Here are tips for people whose work or lifestyle means they are forever staring at a screen. Sedentary work and computer use means you are liable to become stiff in neck and hips. You can take steps to improve your own office ergonomics by working with desk height, chair type and height and position of your screen.
Avoid your hips being higher than your knees
If your chair’s height means that your knee joint is higher than your hip joint, your pelvis will tilt backwards. Your sitbones will be pointing forwards (instead of straight downwards); this make it difficult to stack the bones with your ideal spinal curvature. Your muscles have to work hard to stabilise you, leading to fatigue, tension and pain.
Sitting upright is less about core strength and more about stacking your bones properly. You need a good foundation for any structure, most of all your own body! This is the essence of pilates.
Keep both feet on the floor
With your hips higher than your knees you can distribute your bodyweight into your feet, so that you get additional support from the ground up to hold your spine the way it was designed.
Bear in mind that stacking the bones of your pelvis, spine and skull in a neutral alignment allows your muscles to relax. Both feet being grounded gives your spine support. Whether standing or sitting, postural awareness starts with good placement of your feet.
Place your screen at eye level or above.
If your computer monitor or phone screen is below eye level, you’re likely to tilt your head forwards to see it. The average human head weighs between 4.5 and 5 kg (about 10 lbs). Tilting this weight forwards on top of a poorly stacked spine puts a considerable pull on your neck and can bring your shoulders into the dreaded computer hunch. Elevate your screen! I have an old encylopaedia under mine!)

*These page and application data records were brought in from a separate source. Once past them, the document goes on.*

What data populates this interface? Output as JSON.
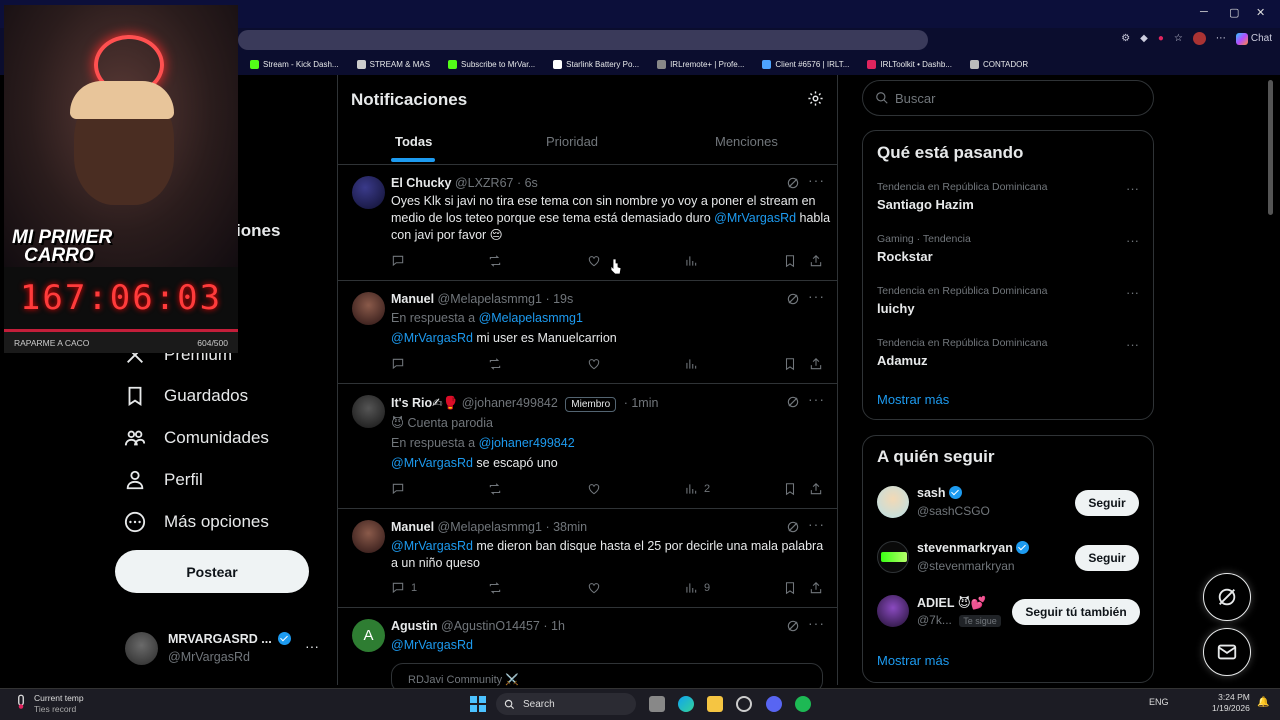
{
  "browser": {
    "chat_label": "Chat",
    "bookmarks": [
      {
        "label": "Stream - Kick Dash...",
        "color": "#53fc18"
      },
      {
        "label": "STREAM & MAS",
        "color": "#cccccc"
      },
      {
        "label": "Subscribe to MrVar...",
        "color": "#53fc18"
      },
      {
        "label": "Starlink Battery Po...",
        "color": "#ffffff"
      },
      {
        "label": "IRLremote+ | Profe...",
        "color": "#888888"
      },
      {
        "label": "Client #6576 | IRLT...",
        "color": "#4da3ff"
      },
      {
        "label": "IRLToolkit • Dashb...",
        "color": "#e0245e"
      },
      {
        "label": "CONTADOR",
        "color": "#bbbbbb"
      }
    ]
  },
  "overlay": {
    "cam_text_line1": "MI PRIMER",
    "cam_text_line2": "CARRO",
    "timer": "167:06:03",
    "goal_label": "RAPARME A CACO",
    "goal_count": "604/500"
  },
  "left_nav": {
    "partial_item": "iones",
    "premium": "Premium",
    "items": [
      {
        "label": "Guardados",
        "icon": "bookmark-icon"
      },
      {
        "label": "Comunidades",
        "icon": "communities-icon"
      },
      {
        "label": "Perfil",
        "icon": "profile-icon"
      },
      {
        "label": "Más opciones",
        "icon": "more-options-icon"
      }
    ],
    "post_label": "Postear",
    "account": {
      "name": "MRVARGASRD ...",
      "handle": "@MrVargasRd"
    }
  },
  "main": {
    "title": "Notificaciones",
    "tabs": [
      "Todas",
      "Prioridad",
      "Menciones"
    ],
    "tweets": [
      {
        "name": "El Chucky",
        "handle": "@LXZR67",
        "time": "· 6s",
        "text_parts": [
          "Oyes Klk si javi no tira ese tema  con sin nombre yo voy a poner el stream en medio de los teteo porque ese tema está demasiado duro ",
          "@MrVargasRd",
          " habla con javi por favor 😔"
        ],
        "replies": "",
        "views": ""
      },
      {
        "name": "Manuel",
        "handle": "@Melapelasmmg1",
        "time": "· 19s",
        "reply_to_label": "En respuesta a ",
        "reply_to": "@Melapelasmmg1",
        "mention": "@MrVargasRd",
        "text": " mi user es Manuelcarrion",
        "replies": "",
        "views": ""
      },
      {
        "name": "It's Rio✍🥊",
        "handle": "@johaner499842",
        "badge": "Miembro",
        "time": "· 1min",
        "parody": "😈 Cuenta parodia",
        "reply_to_label": "En respuesta a ",
        "reply_to": "@johaner499842",
        "mention": "@MrVargasRd",
        "text": "  se escapó uno",
        "replies": "",
        "views": "2"
      },
      {
        "name": "Manuel",
        "handle": "@Melapelasmmg1",
        "time": "· 38min",
        "mention": "@MrVargasRd",
        "text": " me dieron ban disque hasta el 25 por decirle una mala palabra a un niño queso",
        "replies": "1",
        "views": "9"
      },
      {
        "name": "Agustin",
        "handle": "@AgustinO14457",
        "time": "· 1h",
        "avatar_letter": "A",
        "mention": "@MrVargasRd",
        "community": "RDJavi Community ⚔️"
      }
    ]
  },
  "right": {
    "search_placeholder": "Buscar",
    "trends_title": "Qué está pasando",
    "trends": [
      {
        "meta": "Tendencia en República Dominicana",
        "name": "Santiago Hazim"
      },
      {
        "meta": "Gaming · Tendencia",
        "name": "Rockstar"
      },
      {
        "meta": "Tendencia en República Dominicana",
        "name": "luichy"
      },
      {
        "meta": "Tendencia en República Dominicana",
        "name": "Adamuz"
      }
    ],
    "show_more": "Mostrar más",
    "follow_title": "A quién seguir",
    "follow": [
      {
        "name": "sash",
        "handle": "@sashCSGO",
        "button": "Seguir",
        "verified": true,
        "follows_you": ""
      },
      {
        "name": "stevenmarkryan",
        "handle": "@stevenmarkryan",
        "button": "Seguir",
        "verified": true,
        "follows_you": ""
      },
      {
        "name": "ADIEL 😈💕",
        "handle": "@7k...",
        "button": "Seguir tú también",
        "verified": false,
        "follows_you": "Te sigue"
      }
    ]
  },
  "taskbar": {
    "weather_title": "Current temp",
    "weather_sub": "Ties record",
    "search_label": "Search",
    "lang": "ENG",
    "time": "3:24 PM",
    "date": "1/19/2026"
  },
  "colors": {
    "accent": "#1d9bf0",
    "background": "#000000",
    "text": "#e7e9ea",
    "muted": "#71767b"
  }
}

If you have a laptop, it’s tricky to place it at or above eye level. Short stints on a laptop are probably not a big deal, but if using for long stretches, consider getting an external monitor to plug in. so you don’t compromise your neck and shoulders.
Move regularly – take breaks
When you are concentrating on getting a task done at your desk, it’s easy to stagnate and forget to stretch. While a 20-second neck stretch won’t combat eight hours of computer work, getting up once an hour for about five minutes to walk around and stretch neck, arms, shoulders, spine, feet and hips really does help. Develop a routine of quick and effective moves.
The human body is meant to move, flex, extend, twist and squat. It is not designed to sit still for hours on end. So, just do it.
Rest and move your eyes
Eye strain from looking at screes is a real thing. When your eyes are fatigued, the muscles in your neck are often also tense and painful. The combination of resting the eyes and moving the eyeballs with awareness also soothes your nervous system.
Not rocket science: organise your sit bones to point downwards thus finding neutral pelvis, place feet evenly on ground, lengthen up through spine, shoulders back slightly and try to unweight your head by moving it slightly backwards while keeping lifted through crown of head; watch that your bottom rib has not lifted off your abdominal wall! Then close eyes, keeping head still, move eyeballs nice and slowly to the left and to the right, then upwards and downwards, then diagonally upwards and downwards both directions. Do each move about three times each way!